It doesn't take long before the downhill portions begin. I immediately and without much effort, begin making my way, down…down…down into Snow Canyon. Here the constant red rock is met with white rock making for the most beautiful vistas.
My body is pleased with this new arrangement, letting the quads finally do some work. I begin to pick up my pace and quickly fall into a comfortable groove.
As mile 19 approaches, I look ahead and in the distance, I can see the 3:25 pace group. I thought to myself at the time, “maybe I can catch them.” I begin to slowly pass people and begin anticipating the descent into St. George. It would be here that my friend Amy would be cheering. I am so relieved I feel so good at this late stage into the race.
Sure enough, right at mile 23, I see Amy and Reed. Sign in hand, they cheer for me, giving me that final push to keep going. Newly charged, I notice the balloons carried by the 3:25 pace group only a few blocks ahead. I quickly gain and by mile 24, I have reached them. I can't believe I have actually caught them. I know at that moment I will beat my 3:30 time. But now, I might actually beat it BIG time! I am surprised I feel as good as I do. Normally in a race, there is a mysterious point of time that “a light switch” goes off and I feel horrible both in body and mind. But here, at mile 24.5, I feel fine. Stride in stride with the other runners, I make my way to the final mile.
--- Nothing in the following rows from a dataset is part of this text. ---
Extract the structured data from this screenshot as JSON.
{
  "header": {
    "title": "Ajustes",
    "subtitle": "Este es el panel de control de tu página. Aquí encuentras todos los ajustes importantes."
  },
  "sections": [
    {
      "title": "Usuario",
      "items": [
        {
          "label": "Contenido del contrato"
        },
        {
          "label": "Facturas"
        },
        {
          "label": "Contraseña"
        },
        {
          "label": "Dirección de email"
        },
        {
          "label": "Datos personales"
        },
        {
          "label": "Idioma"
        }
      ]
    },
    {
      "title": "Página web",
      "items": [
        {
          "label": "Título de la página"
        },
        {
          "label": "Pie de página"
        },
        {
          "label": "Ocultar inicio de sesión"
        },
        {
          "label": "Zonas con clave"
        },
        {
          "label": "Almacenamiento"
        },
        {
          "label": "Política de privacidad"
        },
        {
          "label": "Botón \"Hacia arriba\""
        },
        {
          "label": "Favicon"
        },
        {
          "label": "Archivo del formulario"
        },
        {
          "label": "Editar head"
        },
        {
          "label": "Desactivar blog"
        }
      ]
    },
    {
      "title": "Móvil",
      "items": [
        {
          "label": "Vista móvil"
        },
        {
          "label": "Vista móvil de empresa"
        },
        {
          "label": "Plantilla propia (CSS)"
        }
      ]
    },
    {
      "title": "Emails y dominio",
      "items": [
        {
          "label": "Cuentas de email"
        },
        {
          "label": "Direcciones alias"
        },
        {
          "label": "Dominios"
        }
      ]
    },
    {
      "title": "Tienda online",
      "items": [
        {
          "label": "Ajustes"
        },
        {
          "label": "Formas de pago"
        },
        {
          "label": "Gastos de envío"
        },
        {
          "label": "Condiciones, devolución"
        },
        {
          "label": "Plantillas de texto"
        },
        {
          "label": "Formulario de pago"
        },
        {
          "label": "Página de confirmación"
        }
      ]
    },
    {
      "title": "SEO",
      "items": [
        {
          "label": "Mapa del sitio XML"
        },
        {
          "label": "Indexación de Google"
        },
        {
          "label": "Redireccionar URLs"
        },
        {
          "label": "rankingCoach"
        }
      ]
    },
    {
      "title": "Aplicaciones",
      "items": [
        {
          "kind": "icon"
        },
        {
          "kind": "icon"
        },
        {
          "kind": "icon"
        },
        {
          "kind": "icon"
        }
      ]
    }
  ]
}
As I turn the corner, the crowds are cheering, “One more mile!” But then, it happened, the switch is flipped and my body says, “I have had enough.”
It is strange when this happens. You wonder why you can’t simply keep running at pace when you only have a half of a mile left. But you can’t. In fact, you can barely keep running. Your mind is screaming at you to stop this nonsense…stop! In fact, other runners around you are already walking.
With the temptation to stop looming, there is comes, the light ahead, the blessed finish line. Turning the final corner, I see the balloons in the distance…only .2 miles to go. The crowds cheer with words of encouragement, “Only two more blocks!” I can do this!
My mind wanders back to the start of the race. The place I was only 3 hours ago, with a long and an arduous 26 miles to go, now with only 2 blocks to go. I can do this!
The pace group I have joined finishes. Countless others have too.
And now it is my turn. I cross the finish line. Not only can I do this...I just did (and shattered my previous time by over 5 minutes) coming in at 3:25:27.